When California began to shelter in place on March 19, it was unclear if cities would be open to visitors again by May, but we knew that we needed to plan for a virtual celebration, and we only had a few weeks to plan, prepare and launch a virtual event if wasn’t safe to travel. We knew we has some big decisions to make, and that we needed to act fast. Here are some lessons learned from that experience:


  • Get educated. Seek out at least five vendors, explain what you are trying to do, and see how each vendor would approach the event, and what the cost would be. This gives you a much better sense of what your virtual event could look like, and how much time it will take to develop and be successful. It’s best if the same person vets all the vendors to provide a true assessment. At the same time, make sure you also understand your existing contracts, and what options you have for changes. Reach out to your audience to see how they are feeling.
  • Communicate! It is so important to share these changes with your community as quickly as possible. It helps build trust and helps them plan. They too are experiencing major changes to their work and lives. We checked in more often leading up to the virtual event via email and social media and provided many of the elements they have come to know and appreciate from the in-person event. For example, we included a schedule at a glance so people could follow along and know when their category would be presented. 
  • Do not assume everything will go as planned. As with in person events, hiccups to your well devised plan will arise. A presenter misses a meeting, spotty internet, a web cam on the fritz, no computer speaker, bad lighting, kids and cohabitants sucking up bandwidth, persistent pets, we have now seen it all. Make sure you add in extra time to your schedule to accommodate. There will be unforeseen issues.

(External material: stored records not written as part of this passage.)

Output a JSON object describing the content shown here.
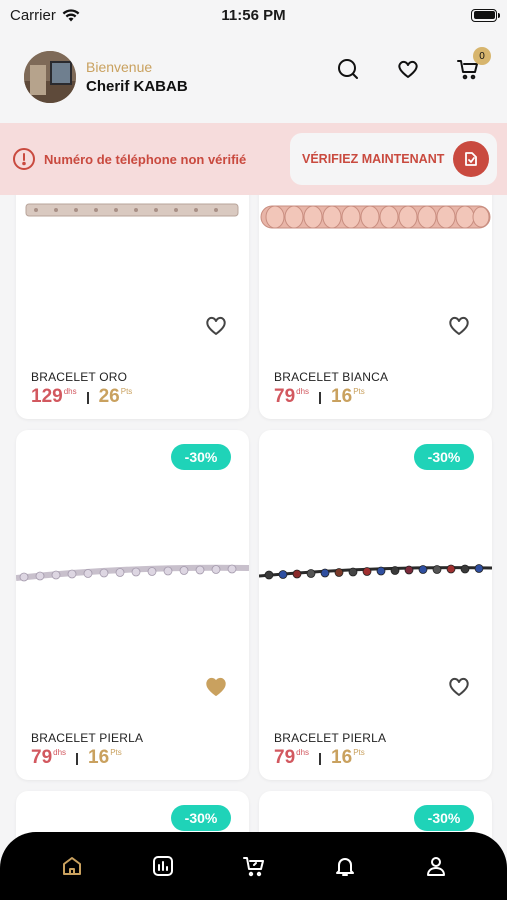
{
  "status_bar": {
    "carrier": "Carrier",
    "time": "11:56 PM"
  },
  "header": {
    "welcome": "Bienvenue",
    "username": "Cherif KABAB",
    "cart_count": "0"
  },
  "alert": {
    "message": "Numéro de téléphone non vérifié",
    "action_label": "VÉRIFIEZ MAINTENANT"
  },
  "products": [
    {
      "name": "BRACELET ORO",
      "price": "129",
      "price_unit": "dhs",
      "points": "26",
      "points_unit": "Pts",
      "discount": "",
      "favorite": false
    },
    {
      "name": "BRACELET BIANCA",
      "price": "79",
      "price_unit": "dhs",
      "points": "16",
      "points_unit": "Pts",
      "discount": "",
      "favorite": false
    },
    {
      "name": "BRACELET PIERLA",
      "price": "79",
      "price_unit": "dhs",
      "points": "16",
      "points_unit": "Pts",
      "discount": "-30%",
      "favorite": true
    },
    {
      "name": "BRACELET PIERLA",
      "price": "79",
      "price_unit": "dhs",
      "points": "16",
      "points_unit": "Pts",
      "discount": "-30%",
      "favorite": false
    },
    {
      "discount": "-30%"
    },
    {
      "discount": "-30%"
    }
  ],
  "colors": {
    "accent_gold": "#c9a15f",
    "price_red": "#d2585f",
    "alert_red": "#c94a3f",
    "discount_teal": "#1fd3b8",
    "favorite_gold": "#c9a15f"
  },
  "bottom_nav": [
    "home-icon",
    "stats-icon",
    "cart-icon",
    "bell-icon",
    "profile-icon"
  ]
}
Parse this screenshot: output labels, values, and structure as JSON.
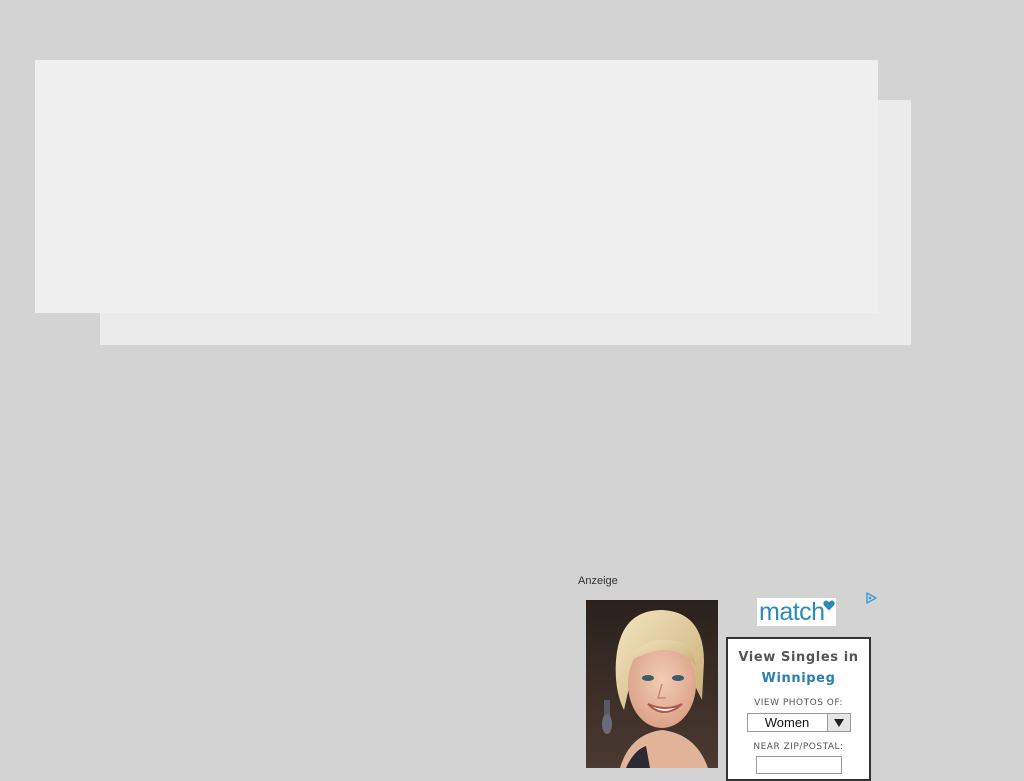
{
  "colors": {
    "page_background": "#d3d3d3",
    "panel_front": "#efefef",
    "panel_back": "#ebebeb",
    "match_blue": "#2a8ab8",
    "city_link": "#2a7fb0"
  },
  "ad": {
    "label": "Anzeige",
    "adchoices_icon": "play-triangle-icon",
    "brand_logo_text": "match",
    "brand_logo_icon": "heart-icon",
    "photo": "portrait-photo",
    "widget": {
      "title": "View Singles in",
      "city": "Winnipeg",
      "view_photos_label": "VIEW PHOTOS OF:",
      "gender_selected": "Women",
      "zip_label": "NEAR ZIP/POSTAL:",
      "zip_value": ""
    }
  }
}
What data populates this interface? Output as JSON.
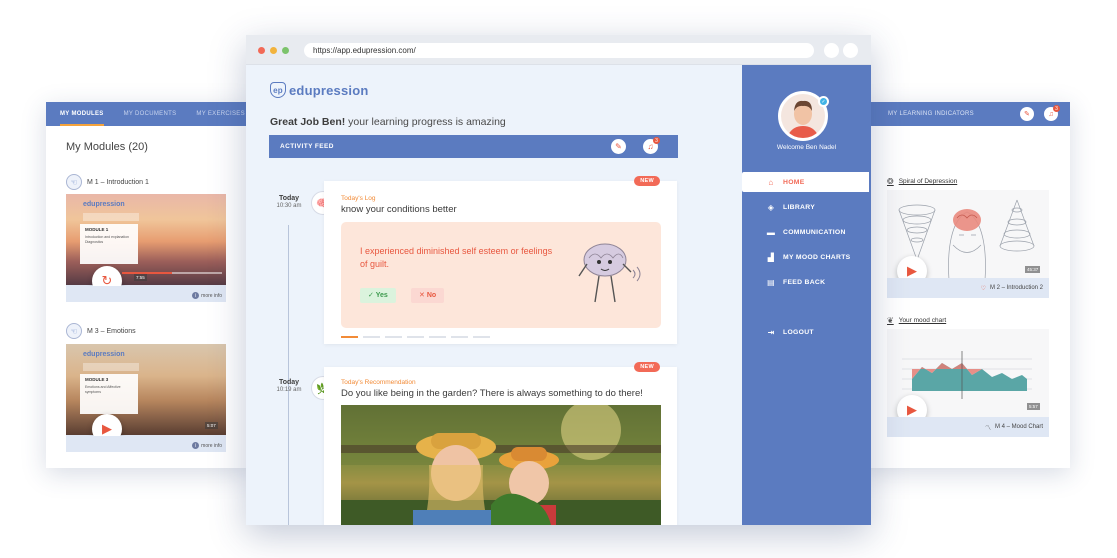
{
  "left_card": {
    "tabs": [
      "MY MODULES",
      "MY DOCUMENTS",
      "MY EXERCISES"
    ],
    "title": "My Modules (20)",
    "modules": [
      {
        "label": "M 1 – Introduction 1",
        "thumb_logo": "edupression",
        "box_title": "MODULE 1",
        "box_sub": "Introduction and explanation Diagnostics",
        "duration": "7:55",
        "progress": 0.5,
        "more_info": "more info",
        "action_icon": "replay-icon"
      },
      {
        "label": "M 3 – Emotions",
        "thumb_logo": "edupression",
        "box_title": "MODULE 3",
        "box_sub": "Emotions and Affective symptoms",
        "duration": "5:07",
        "more_info": "more info",
        "action_icon": "play-icon"
      }
    ]
  },
  "browser": {
    "url": "https://app.edupression.com/",
    "logo_text": "edupression",
    "greeting_bold": "Great Job Ben!",
    "greeting_rest": " your learning progress is amazing",
    "feed_label": "ACTIVITY FEED",
    "feed_badge": "3",
    "items": [
      {
        "day": "Today",
        "time": "10:30 am",
        "badge": "NEW",
        "tag": "Today's Log",
        "question": "know your conditions better",
        "prompt": "I experienced diminished self esteem or feelings of guilt.",
        "yes_label": "Yes",
        "no_label": "No"
      },
      {
        "day": "Today",
        "time": "10:19 am",
        "badge": "NEW",
        "tag": "Today's Recommendation",
        "question": "Do you like being in the garden? There is always something to do there!"
      }
    ]
  },
  "sidebar": {
    "welcome": "Welcome Ben Nadel",
    "nav": [
      {
        "label": "HOME",
        "icon": "home-icon",
        "active": true
      },
      {
        "label": "LIBRARY",
        "icon": "library-icon"
      },
      {
        "label": "COMMUNICATION",
        "icon": "chat-icon"
      },
      {
        "label": "MY MOOD CHARTS",
        "icon": "chart-icon"
      },
      {
        "label": "FEED BACK",
        "icon": "feedback-icon"
      },
      {
        "label": "LOGOUT",
        "icon": "logout-icon"
      }
    ]
  },
  "right_card": {
    "bar_label": "MY LEARNING INDICATORS",
    "badge": "3",
    "items": [
      {
        "label": "Spiral of Depression",
        "duration": "45:37",
        "footer": "M 2 – Introduction 2"
      },
      {
        "label": "Your mood chart",
        "duration": "5:57",
        "footer": "M 4 – Mood Chart"
      }
    ]
  },
  "colors": {
    "brand_blue": "#5b7bc0",
    "accent_red": "#f26a57",
    "accent_orange": "#f28b37",
    "prompt_bg": "#fde6da"
  }
}
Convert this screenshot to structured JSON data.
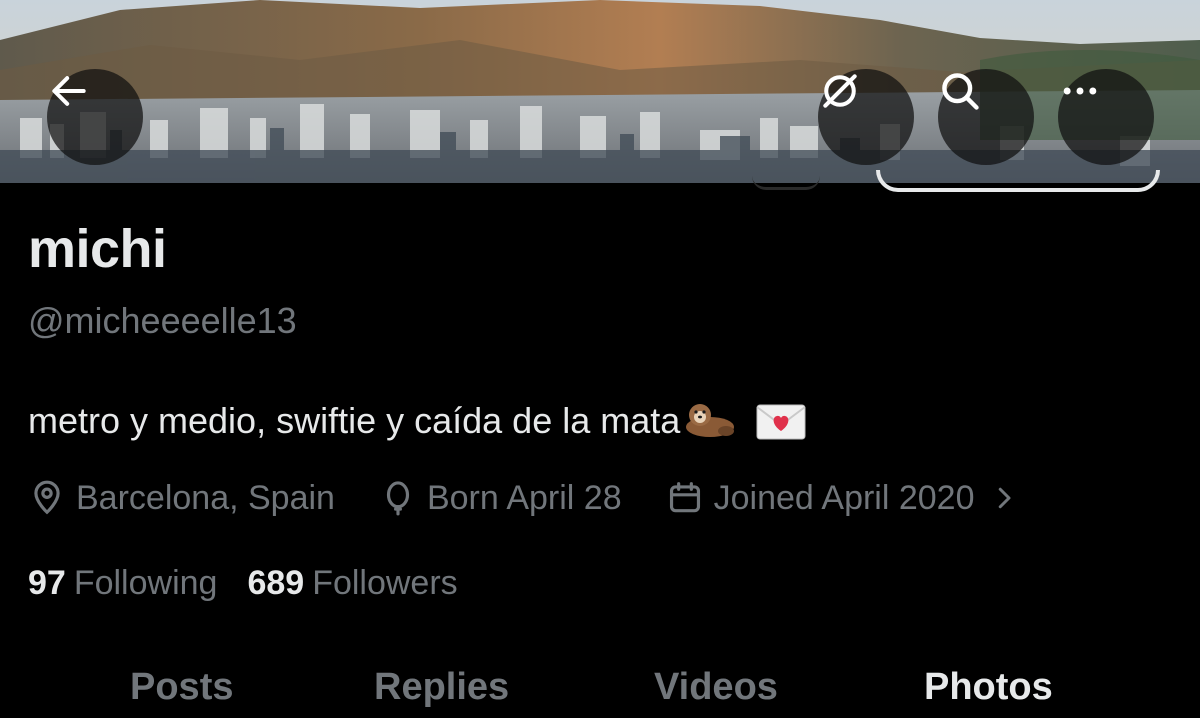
{
  "header": {
    "back_icon": "arrow-left-icon",
    "grok_icon": "grok-slash-icon",
    "search_icon": "search-icon",
    "more_icon": "more-horizontal-icon"
  },
  "profile": {
    "name": "michi",
    "handle": "@micheeeelle13",
    "bio": "metro y medio, swiftie y caída de la mata",
    "bio_emojis": [
      "otter-emoji",
      "love-letter-emoji"
    ],
    "location": "Barcelona, Spain",
    "birthday": "Born April 28",
    "joined": "Joined April 2020"
  },
  "stats": {
    "following_count": "97",
    "following_label": "Following",
    "followers_count": "689",
    "followers_label": "Followers"
  },
  "tabs": [
    {
      "label": "Posts",
      "active": false
    },
    {
      "label": "Replies",
      "active": false
    },
    {
      "label": "Videos",
      "active": false
    },
    {
      "label": "Photos",
      "active": true
    }
  ],
  "colors": {
    "background": "#000000",
    "primary_text": "#e7e9ea",
    "secondary_text": "#71767b"
  }
}
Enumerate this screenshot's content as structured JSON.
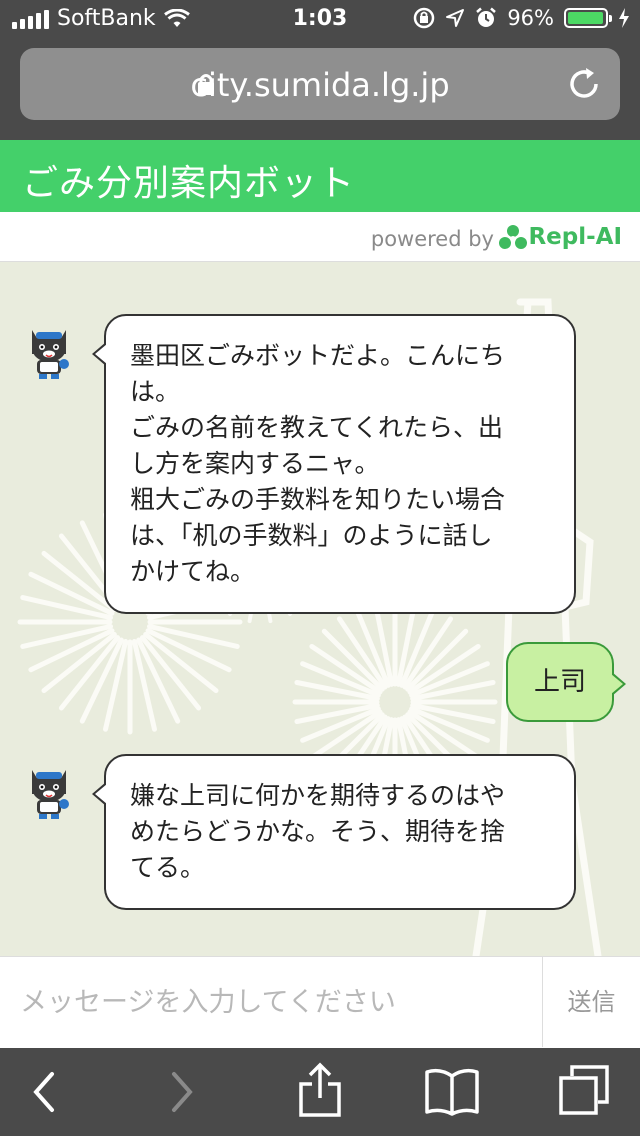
{
  "status_bar": {
    "carrier": "SoftBank",
    "time": "1:03",
    "battery_percent": "96%",
    "battery_level": 0.96,
    "icons": [
      "signal-icon",
      "wifi-icon",
      "orientation-lock-icon",
      "location-icon",
      "alarm-icon",
      "battery-icon",
      "charging-icon"
    ]
  },
  "browser": {
    "url": "city.sumida.lg.jp"
  },
  "app": {
    "title": "ごみ分別案内ボット",
    "powered_by": "powered by",
    "brand": "Repl-AI"
  },
  "messages": [
    {
      "sender": "bot",
      "lines": [
        "墨田区ごみボットだよ。こんにち",
        "は。",
        "ごみの名前を教えてくれたら、出",
        "し方を案内するニャ。",
        "粗大ごみの手数料を知りたい場合",
        "は、「机の手数料」のように話し",
        "かけてね。"
      ]
    },
    {
      "sender": "user",
      "text": "上司"
    },
    {
      "sender": "bot",
      "lines": [
        "嫌な上司に何かを期待するのはや",
        "めたらどうかな。そう、期待を捨",
        "てる。"
      ]
    }
  ],
  "input": {
    "placeholder": "メッセージを入力してください",
    "value": "",
    "send_label": "送信"
  },
  "colors": {
    "header": "#44d06a",
    "chat_bg": "#e9ecdd",
    "user_bubble": "#c8f0a2",
    "brand": "#3fba5f",
    "battery": "#4cd964"
  }
}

  • Bring in the glitter. It is hard to add personality to an online format. Invite dynamic people to help present and ask them to let their personalities shine. Invite them to share ideas for adding something unexpected to the format – before you scheduled a time to meet with them. Turn up the volume on social media by asking the audience to engage throughout the ceremony and incentivize by adding a contest! We also created a mix your own beverage recipe to enjoy during the ceremony.